by Molly Jo Realy @MollyJoRealy
It’s late. It’s always late when I blog. And for the last few nights, Catford Manor’s hallway has been the feline focal point of things unseen.
You cat lovers, y’all know what I’m talking about. The furfamily pricks their ears, squints, and scurries into the shadows to meow at . . . nothing. At least I hope it’s nothing. Every night, I hope it’s nothing. When we first moved in so many years ago, the cabinet doors and drawers liked to open on their own about once a week. Until I let who–or what–ever it was, such antics were not acceptable.
The ravens love my rooftop and a few times throughout the year, they like to peck at the chimney cap and make more noise than I’m comfortable with. It’s all very Hitchcockian.
And very timely for today’s Five Things Friday: My favorite ghost stories.
So, I grew up in a small town in the midwest. The kind where kids rode bikes to the mini mart to buy sodas and candy bars before we took ourselves to the lake during summer, or the golf course after school. Mind you, we didn’t play golf. But the area was wooded, and lent itself to spooks and Bigfoot hunts. Growing up where and when I did was a great catalyst for my imagination. What follows are stories I have heard–or experienced–that have stayed with me.
- The Winchester House. Are y’all familiar with Winchester rifles? Sarah Winchester was the widow and heiress to rifle inventor, William Wirt Winchester. She built the mansion after his death. It was said to have been haunted by spirits of those killed by his lever-action repeating rifle. The house, now a tourist trap and historical landmark in San Jose, was built with odd rooms, doors that lead to nowhere, and windows inside that looked into other rooms. Sarah filled the home with representations of spiritualism, the number 13, and spider webs, all in attempts to appease the victim spirits of her husband’s weaponry.

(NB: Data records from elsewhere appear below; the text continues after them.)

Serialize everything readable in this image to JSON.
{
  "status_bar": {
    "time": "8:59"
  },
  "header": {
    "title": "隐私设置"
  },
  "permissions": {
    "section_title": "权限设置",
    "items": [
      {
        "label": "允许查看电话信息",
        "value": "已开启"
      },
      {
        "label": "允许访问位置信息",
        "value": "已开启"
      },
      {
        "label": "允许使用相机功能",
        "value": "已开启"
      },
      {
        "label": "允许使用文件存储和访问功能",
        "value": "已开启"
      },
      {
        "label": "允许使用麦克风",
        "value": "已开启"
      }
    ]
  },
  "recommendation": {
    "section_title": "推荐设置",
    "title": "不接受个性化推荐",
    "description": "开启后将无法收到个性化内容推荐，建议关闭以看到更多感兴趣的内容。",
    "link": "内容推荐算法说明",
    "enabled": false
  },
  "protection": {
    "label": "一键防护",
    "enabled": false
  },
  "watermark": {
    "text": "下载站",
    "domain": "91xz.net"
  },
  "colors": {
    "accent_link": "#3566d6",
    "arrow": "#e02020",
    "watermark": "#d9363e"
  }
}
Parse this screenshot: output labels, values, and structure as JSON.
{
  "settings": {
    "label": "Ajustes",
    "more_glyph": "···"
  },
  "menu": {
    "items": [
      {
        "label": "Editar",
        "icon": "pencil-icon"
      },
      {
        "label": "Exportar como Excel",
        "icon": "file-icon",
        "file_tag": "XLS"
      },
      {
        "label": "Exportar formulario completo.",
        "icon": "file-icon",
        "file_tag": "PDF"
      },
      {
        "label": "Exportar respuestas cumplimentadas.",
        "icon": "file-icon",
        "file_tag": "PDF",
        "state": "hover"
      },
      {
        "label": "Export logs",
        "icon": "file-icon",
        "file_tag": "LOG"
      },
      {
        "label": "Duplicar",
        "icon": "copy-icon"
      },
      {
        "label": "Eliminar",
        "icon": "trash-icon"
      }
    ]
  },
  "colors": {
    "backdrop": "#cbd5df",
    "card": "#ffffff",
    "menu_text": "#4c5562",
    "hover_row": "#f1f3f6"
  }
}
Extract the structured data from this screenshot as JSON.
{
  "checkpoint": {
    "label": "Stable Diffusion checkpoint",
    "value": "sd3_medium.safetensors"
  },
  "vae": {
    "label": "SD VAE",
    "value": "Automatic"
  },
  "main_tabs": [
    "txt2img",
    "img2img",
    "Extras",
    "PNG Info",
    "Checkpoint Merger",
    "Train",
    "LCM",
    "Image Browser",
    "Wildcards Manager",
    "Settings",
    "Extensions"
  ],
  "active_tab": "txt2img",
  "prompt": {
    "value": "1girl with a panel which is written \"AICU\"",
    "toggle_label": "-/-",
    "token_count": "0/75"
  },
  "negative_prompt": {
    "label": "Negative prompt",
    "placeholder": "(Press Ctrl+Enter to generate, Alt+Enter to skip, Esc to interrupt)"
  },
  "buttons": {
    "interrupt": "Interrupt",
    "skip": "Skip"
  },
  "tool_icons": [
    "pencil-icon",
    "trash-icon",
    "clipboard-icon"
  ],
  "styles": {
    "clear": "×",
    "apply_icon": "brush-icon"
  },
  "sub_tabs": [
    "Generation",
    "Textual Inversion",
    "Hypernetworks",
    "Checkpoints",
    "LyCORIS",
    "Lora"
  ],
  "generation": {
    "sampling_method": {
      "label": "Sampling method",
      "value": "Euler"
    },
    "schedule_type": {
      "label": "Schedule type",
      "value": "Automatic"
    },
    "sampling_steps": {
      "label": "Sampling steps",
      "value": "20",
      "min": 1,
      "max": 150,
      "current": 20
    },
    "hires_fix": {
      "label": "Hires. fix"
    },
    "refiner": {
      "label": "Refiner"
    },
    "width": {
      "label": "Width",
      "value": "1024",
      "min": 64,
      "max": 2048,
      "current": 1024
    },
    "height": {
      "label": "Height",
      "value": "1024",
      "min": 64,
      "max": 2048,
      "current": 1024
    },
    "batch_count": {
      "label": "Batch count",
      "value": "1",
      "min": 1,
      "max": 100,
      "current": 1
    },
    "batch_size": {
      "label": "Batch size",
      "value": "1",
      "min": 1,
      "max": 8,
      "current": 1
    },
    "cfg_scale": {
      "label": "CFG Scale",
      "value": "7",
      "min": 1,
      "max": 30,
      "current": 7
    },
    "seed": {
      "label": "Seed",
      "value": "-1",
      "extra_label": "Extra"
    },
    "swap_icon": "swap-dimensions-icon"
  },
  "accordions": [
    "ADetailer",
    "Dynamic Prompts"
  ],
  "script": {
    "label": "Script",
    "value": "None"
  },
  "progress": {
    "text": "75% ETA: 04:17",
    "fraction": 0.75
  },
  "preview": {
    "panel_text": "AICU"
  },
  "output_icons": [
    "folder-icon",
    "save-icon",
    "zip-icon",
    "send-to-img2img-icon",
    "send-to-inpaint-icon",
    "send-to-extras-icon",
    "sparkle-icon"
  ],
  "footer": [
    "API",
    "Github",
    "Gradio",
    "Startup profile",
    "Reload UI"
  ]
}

- The Queen Mary. This is one of my favorite, well, haunts, if you’ll pardon the expression. Balmy summer nights under neon port lights, walking the wood decks, there’s a definite feeling of more than meets the eye. A guided tour and literature detail past and present encounters. There are many rumors of ghosts and otherworldly events on the docked ship. [Note to self: Don’t stay in Room A128.] This old photo is out of focus, but captures the sentiment perfectly.
- Disneyland’s Haunted Mansion. I’ve heard many a rumor, but have yet to experience anything myself, except for the occasional unwarranted chill up my spine. It’s been said since the Haunted Mansion was built in 1969, there have been many unexplained paranormal activities. A pilot who died in a nearby crash haunts the dark hallways. Employees never work alone. Sounds, strange movements, and shadows all infiltrate the structure in a way not inspired or designed by Disney.
- The Grey Man of Pawley’s Island. I first read about him when I was nine. It was in a book, The Haunting of America, that I was so enamored with, I borrowed it from the library over and over and over. In fact, just a few years ago, I found an out-of-print copy and it still gives me the chills. The Grey Man appears on the island to warn residents of impending hurricanes. But the most chilling aspect is that he has no face. He wears a grey suit, a grey hat, and his skin is the grey of storm clouds. His faceless appearance in the sign to residents to leave immediately, or hunker down.
- Stephen J. Cannell. Now, y’all may not believe this. Sometimes I wonder if it ever really happened. But this is my own personal story, so I know it to be true. In 2007, I sent SJC an email asking for writing advice. He turned that inquiry, and his response, into a short video for his website. Over the course of the following three years, we had a quasi-mentor relationship online. Facebook, Twitter, a few emails here and there. He was the first professional writer to acknowledge me, and to call me “Molly Jo”, not just “Molly”. And then in 2010 we met at a book signing. He died a few months later and it hit me hard. Oh, we weren’t close friends, but he was important to my writing. He inspired and encouraged me. And one morning about two weeks after his death, in the middle of October, I woke up to an email from Stephen J Cannell. It was the same email he’d sent me over three years earlier, the first response to my inquiry. And that same email, with the same video query encouraging me to write every day, kept showing up in my email inbox every day for a week. Until I started writing again. #truestory
So there you have it. My five favorite ghost stories.
Curious: What are yours?
With a bright flashlight and a glow-in-the-dark notebook,
And Frankly, My Dear . . . That’s all she wrote!